**Your instructions**: From the material below, copy every line in which the word "JSON" occurs.

- - -

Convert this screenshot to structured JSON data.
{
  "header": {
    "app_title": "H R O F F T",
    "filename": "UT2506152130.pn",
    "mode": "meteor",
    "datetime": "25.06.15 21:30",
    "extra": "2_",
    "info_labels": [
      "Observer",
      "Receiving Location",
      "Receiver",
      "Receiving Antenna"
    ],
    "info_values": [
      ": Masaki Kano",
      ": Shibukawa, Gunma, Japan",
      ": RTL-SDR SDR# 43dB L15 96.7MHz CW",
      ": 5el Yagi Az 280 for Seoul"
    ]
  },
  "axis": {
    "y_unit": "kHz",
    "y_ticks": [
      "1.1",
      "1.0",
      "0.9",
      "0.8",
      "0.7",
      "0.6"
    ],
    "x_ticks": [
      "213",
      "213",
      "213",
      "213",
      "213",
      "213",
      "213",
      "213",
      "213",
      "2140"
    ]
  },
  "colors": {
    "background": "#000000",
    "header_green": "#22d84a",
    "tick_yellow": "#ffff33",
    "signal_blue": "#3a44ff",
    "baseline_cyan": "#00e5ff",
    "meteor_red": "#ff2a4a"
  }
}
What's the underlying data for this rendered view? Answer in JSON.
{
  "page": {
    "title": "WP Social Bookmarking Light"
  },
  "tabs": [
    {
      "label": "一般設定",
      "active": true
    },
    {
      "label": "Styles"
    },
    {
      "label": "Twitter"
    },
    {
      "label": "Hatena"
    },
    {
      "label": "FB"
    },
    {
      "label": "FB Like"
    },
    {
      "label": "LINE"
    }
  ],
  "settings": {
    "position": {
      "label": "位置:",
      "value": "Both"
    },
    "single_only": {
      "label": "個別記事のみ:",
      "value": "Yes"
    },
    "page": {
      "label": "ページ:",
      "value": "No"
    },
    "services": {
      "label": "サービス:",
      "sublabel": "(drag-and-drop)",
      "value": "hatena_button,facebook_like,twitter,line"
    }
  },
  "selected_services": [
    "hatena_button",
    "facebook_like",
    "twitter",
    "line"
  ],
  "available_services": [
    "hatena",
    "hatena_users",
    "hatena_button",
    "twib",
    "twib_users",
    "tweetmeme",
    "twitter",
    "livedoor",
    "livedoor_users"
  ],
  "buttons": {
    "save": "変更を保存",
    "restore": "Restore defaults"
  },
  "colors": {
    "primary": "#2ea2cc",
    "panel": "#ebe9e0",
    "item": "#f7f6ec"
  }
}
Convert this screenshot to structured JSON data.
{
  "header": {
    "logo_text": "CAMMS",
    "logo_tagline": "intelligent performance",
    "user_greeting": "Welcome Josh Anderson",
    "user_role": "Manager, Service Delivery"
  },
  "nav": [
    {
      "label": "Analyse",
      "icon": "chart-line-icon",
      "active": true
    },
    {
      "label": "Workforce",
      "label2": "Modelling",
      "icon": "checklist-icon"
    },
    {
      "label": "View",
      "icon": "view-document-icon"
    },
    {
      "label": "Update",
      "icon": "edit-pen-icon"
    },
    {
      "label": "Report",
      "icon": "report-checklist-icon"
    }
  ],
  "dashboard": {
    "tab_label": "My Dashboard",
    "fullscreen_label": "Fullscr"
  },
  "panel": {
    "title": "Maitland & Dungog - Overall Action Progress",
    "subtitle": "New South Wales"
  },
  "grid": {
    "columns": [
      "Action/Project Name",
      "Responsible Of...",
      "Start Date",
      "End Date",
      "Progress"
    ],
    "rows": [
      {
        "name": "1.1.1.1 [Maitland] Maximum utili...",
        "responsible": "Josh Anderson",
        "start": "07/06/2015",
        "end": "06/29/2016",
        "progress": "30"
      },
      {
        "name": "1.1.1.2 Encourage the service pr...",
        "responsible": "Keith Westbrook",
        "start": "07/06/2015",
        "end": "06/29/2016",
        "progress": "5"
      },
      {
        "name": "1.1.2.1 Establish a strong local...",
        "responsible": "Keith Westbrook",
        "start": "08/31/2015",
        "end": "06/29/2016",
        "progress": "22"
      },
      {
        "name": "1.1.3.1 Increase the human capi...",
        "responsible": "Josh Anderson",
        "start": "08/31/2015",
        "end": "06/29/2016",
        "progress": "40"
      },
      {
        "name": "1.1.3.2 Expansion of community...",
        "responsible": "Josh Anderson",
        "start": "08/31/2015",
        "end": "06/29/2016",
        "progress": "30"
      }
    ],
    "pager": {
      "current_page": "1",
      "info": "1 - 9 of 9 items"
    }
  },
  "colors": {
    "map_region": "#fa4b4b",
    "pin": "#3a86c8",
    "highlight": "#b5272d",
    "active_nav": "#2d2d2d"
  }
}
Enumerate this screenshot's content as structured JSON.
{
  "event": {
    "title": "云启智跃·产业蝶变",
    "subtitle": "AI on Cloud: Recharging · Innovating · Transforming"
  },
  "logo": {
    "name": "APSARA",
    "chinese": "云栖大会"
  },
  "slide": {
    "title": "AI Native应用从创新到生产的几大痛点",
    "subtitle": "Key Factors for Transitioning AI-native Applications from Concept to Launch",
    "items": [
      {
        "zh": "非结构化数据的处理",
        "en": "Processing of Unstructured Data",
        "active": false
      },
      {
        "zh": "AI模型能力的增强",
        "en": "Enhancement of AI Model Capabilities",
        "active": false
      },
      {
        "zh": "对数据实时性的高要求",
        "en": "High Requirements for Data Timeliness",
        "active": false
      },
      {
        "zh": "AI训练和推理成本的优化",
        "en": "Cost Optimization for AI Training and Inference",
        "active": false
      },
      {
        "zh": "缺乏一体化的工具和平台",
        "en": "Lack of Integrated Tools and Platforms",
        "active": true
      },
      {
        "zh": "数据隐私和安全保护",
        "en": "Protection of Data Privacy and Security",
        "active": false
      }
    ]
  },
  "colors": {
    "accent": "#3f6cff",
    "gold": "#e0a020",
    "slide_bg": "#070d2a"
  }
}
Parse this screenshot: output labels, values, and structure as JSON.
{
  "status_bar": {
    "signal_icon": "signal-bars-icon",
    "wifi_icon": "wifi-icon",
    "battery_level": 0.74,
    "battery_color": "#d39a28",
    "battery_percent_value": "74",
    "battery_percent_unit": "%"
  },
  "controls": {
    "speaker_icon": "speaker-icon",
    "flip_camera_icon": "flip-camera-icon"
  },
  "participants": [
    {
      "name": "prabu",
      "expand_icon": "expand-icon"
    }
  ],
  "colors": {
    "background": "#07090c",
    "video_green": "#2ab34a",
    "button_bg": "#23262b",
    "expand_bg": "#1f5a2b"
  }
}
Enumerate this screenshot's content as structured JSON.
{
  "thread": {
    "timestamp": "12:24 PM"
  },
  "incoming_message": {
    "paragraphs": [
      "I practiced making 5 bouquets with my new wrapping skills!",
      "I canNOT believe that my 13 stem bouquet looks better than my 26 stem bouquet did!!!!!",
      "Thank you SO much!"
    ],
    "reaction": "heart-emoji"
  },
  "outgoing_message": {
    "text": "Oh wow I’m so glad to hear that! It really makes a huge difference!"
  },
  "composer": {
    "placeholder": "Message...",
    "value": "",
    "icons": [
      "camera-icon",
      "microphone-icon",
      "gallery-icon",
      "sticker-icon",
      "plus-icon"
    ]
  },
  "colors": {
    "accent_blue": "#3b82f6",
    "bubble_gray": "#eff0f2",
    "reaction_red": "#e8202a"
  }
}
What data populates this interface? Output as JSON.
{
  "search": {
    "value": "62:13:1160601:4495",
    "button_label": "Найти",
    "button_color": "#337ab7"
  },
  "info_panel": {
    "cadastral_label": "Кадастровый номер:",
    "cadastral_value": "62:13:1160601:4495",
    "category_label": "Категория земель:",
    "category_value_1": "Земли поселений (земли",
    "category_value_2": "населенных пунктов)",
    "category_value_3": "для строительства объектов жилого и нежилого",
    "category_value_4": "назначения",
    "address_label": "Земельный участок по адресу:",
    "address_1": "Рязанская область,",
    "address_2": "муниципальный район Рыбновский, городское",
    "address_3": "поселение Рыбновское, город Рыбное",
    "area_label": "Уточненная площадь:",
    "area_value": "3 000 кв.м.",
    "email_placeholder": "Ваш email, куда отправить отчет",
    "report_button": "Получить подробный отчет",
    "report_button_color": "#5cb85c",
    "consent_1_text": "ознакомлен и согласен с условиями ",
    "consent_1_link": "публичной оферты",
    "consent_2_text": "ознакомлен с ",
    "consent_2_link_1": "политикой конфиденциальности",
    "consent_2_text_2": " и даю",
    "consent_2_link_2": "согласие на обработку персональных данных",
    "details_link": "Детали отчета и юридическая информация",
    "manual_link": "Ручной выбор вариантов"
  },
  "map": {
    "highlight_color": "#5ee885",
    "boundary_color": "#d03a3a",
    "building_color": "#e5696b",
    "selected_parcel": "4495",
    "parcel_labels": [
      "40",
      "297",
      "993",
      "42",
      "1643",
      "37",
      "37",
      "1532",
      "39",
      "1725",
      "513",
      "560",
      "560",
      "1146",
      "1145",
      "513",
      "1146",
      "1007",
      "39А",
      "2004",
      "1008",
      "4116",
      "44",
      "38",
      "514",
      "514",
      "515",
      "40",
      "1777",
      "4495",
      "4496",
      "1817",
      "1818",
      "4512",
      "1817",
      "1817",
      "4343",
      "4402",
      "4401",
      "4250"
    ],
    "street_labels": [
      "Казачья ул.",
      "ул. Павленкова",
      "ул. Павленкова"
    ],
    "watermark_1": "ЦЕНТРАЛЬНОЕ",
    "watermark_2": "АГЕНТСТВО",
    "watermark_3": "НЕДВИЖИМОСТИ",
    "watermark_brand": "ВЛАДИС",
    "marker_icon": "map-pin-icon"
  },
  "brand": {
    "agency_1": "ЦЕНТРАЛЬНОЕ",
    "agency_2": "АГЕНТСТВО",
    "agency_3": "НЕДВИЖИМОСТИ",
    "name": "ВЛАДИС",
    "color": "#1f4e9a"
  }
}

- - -

**Result of the exercise**:
Convert this screenshot to structured JSON data.
What's the underlying data for this rendered view? Answer in JSON.
Convert this screenshot to structured JSON data.
Enumerate this screenshot's content as structured JSON.
Parse this screenshot: output labels, values, and structure as JSON.
Enumerate this screenshot's content as structured JSON.
What data populates this interface? Output as JSON.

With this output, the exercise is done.